    The article discusses research which was conducted to investigate the impact the Diagnostic Intervention Model (DIM) had on sustained interaction between teachers and students with congenital deaf-blindness. Researchers evaluated six children and adolescents with congenital deaf-blindness. They...

  • Teaching Students With Intellectual Disability to Integrate Reading Skills: Effects of Text and Text-Based Lessons. Allor, Jill H.; Gifford, Diane B.; Al Otaiba, Stephanie; Miller, Saralyn J.; Cheatham, Jennifer P. // Remedial & Special Education;Nov2013, Vol. 34 Issue 6, p346 

    This multiple baseline study investigated the effectiveness of text-based reading lessons for students with intellectual disability (ID). Three students were selected who had not responded well to explicit and systematic reading instruction. They were provided with individual instruction in...

  • Visual Analysis in Single-Subject Research. Wall Emerson, Robert // Journal of Visual Impairment & Blindness;Sep/Oct2015, Vol. 109 Issue 5, p422 

    A letter to the editor is presented in response to the article entitled "Using Constant Time Delay to Teach Braille and the Nemeth Code for Mathematics and Science Notation to Students Making the Transition from Print to Braille," by Sarah E. Ivy and Jonathan D. Hooper, published in the same...

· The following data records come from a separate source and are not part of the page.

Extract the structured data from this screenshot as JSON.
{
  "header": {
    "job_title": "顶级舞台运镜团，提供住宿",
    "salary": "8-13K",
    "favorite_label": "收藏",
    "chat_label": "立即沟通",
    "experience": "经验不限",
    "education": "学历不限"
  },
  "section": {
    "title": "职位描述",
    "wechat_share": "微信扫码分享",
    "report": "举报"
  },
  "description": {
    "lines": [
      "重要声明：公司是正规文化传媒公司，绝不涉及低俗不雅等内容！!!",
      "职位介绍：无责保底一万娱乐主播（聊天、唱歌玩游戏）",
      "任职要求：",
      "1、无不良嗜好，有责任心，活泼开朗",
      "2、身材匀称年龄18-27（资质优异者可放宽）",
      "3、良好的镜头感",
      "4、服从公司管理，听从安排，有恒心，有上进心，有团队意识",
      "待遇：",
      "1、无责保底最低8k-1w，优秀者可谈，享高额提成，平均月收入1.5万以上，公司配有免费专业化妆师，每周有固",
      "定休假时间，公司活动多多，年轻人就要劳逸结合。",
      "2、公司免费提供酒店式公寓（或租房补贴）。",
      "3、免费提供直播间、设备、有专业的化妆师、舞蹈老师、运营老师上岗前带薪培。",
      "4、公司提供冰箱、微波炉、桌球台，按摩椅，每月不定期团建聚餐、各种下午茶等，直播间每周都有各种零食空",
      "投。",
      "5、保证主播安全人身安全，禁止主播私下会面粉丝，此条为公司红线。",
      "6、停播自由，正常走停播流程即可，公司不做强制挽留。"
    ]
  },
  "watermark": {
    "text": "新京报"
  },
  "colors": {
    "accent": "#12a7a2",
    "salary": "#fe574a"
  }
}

  • Research: Children with Dyslexia Can Benefit from FM Hearing Systems.  // Hearing Review;Nov2012, Vol. 19 Issue 12, p58 

    The article reports a study according to which, children with dyslexia can benefit from frequency modulated (FM) hearing systems, which improve a child's auditory processing of sound and give them a better chance to make associations between wheat they hear and what these sounds mean.

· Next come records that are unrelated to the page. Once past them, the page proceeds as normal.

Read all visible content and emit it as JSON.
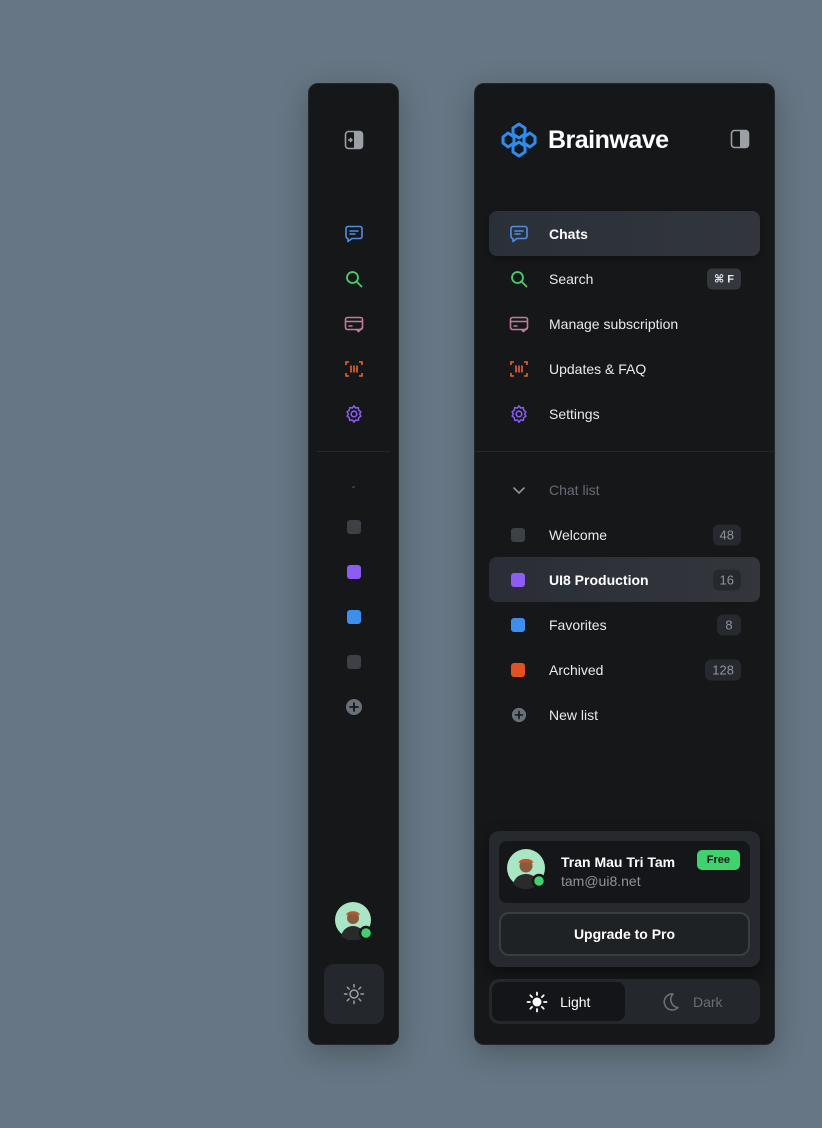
{
  "brand": {
    "name": "Brainwave",
    "accent": "#2b8cf4"
  },
  "nav": [
    {
      "label": "Chats",
      "icon": "chat-icon",
      "color": "#4a90e2",
      "active": true
    },
    {
      "label": "Search",
      "icon": "search-icon",
      "color": "#3dd46f",
      "shortcut": "⌘ F"
    },
    {
      "label": "Manage subscription",
      "icon": "card-check-icon",
      "color": "#c27ba0"
    },
    {
      "label": "Updates & FAQ",
      "icon": "barcode-scan-icon",
      "color": "#e8642c"
    },
    {
      "label": "Settings",
      "icon": "gear-icon",
      "color": "#8b5cf6"
    }
  ],
  "rail": {
    "dash": "-"
  },
  "chat_lists": {
    "header": "Chat list",
    "items": [
      {
        "label": "Welcome",
        "count": "48",
        "color": "#3d4044"
      },
      {
        "label": "UI8 Production",
        "count": "16",
        "color": "#8b5cf6",
        "active": true
      },
      {
        "label": "Favorites",
        "count": "8",
        "color": "#3b8ff0"
      },
      {
        "label": "Archived",
        "count": "128",
        "color": "#e4511d"
      }
    ],
    "new_list": "New list"
  },
  "user": {
    "name": "Tran Mau Tri Tam",
    "email": "tam@ui8.net",
    "plan": "Free",
    "status_color": "#3dd46f"
  },
  "upgrade_label": "Upgrade to Pro",
  "theme": {
    "light": "Light",
    "dark": "Dark",
    "selected": "Light"
  }
}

  • RESIDENT ARTIST. SKINNER, RACHAEL // Exceptional Parent;Feb2014, Vol. 44 Issue 2, p38 

    The article profiles artist Alba Somoza. Topics discussed include her physical limitation due to cerebral palsy, love of art through expressionist paintings, and as an intern and docent at the Metropolitan Museum of Art since 2006. Also mentioned are her collaboration with Standing Tall Inc. as...

  • Friendship-Facilitation Strategies: What Do Students in Middle School Tell Us?  // Teaching Exceptional Children;Nov/Dec2005, Vol. 38 Issue 2, p52 

    The article presents information on the concepts of friendship for students with disabilities during the middle school years. During this time friends provide each other the support that may have been previously given by their own family. But usually friendship between them and normal students...

  • Using Constant Time Delay to Teach Braille and the Nemeth Code for Mathematics and Science Notation to Students Making the Transition from Print to Braille. Ivy, Sarah E.; Hooper, Jonathan D. // Journal of Visual Impairment & Blindness;Sep/Oct2015, Vol. 109 Issue 5, p343 

    Introduction: Many students with adventitious vision loss or progressive vision loss need to transition from print to braille as a primary literacy medium. It is important that this transition is handled efficiently so that the student can have continued access to a literacy medium and make...

  • Beyond Talking About Books: Implications of the Reading Comprehension Instruction and Pedagogical Beliefs of a Special Educator Perceived as Effective. Hollenbeck, Amy R. Feiker // Learning Disability Quarterly;May2013, Vol. 36 Issue 2, p112 

    This investigation extends the study of the reading comprehension practices used with students with learning disabilities (LD) via a case study, exploring the beliefs and practices in reading comprehension of “Wendy,” a cross-categorical special educator nominated as effective in her...

  • Rethinking Education of Deaf Children in Zimbabwe: Challenges and Opportunities for Teacher Education. Musengi, Martin; Ndofirepi, Amasa; Shumba, Almon // Journal of Deaf Studies & Deaf Education;Jan2013, Vol. 18 Issue 1, p62 

    The study explores the communication challenges faced by teacher trainees in teaching deaf learners and the opportunities that they present. A critical disabilities study approach within the qualitative paradigm was employed to collect interview data from 14 trainee teachers (6 were men and 8...


Read the Article


Sorry, but this item is not currently available from your library.

Try another library?
Sign out of this library

Other Topics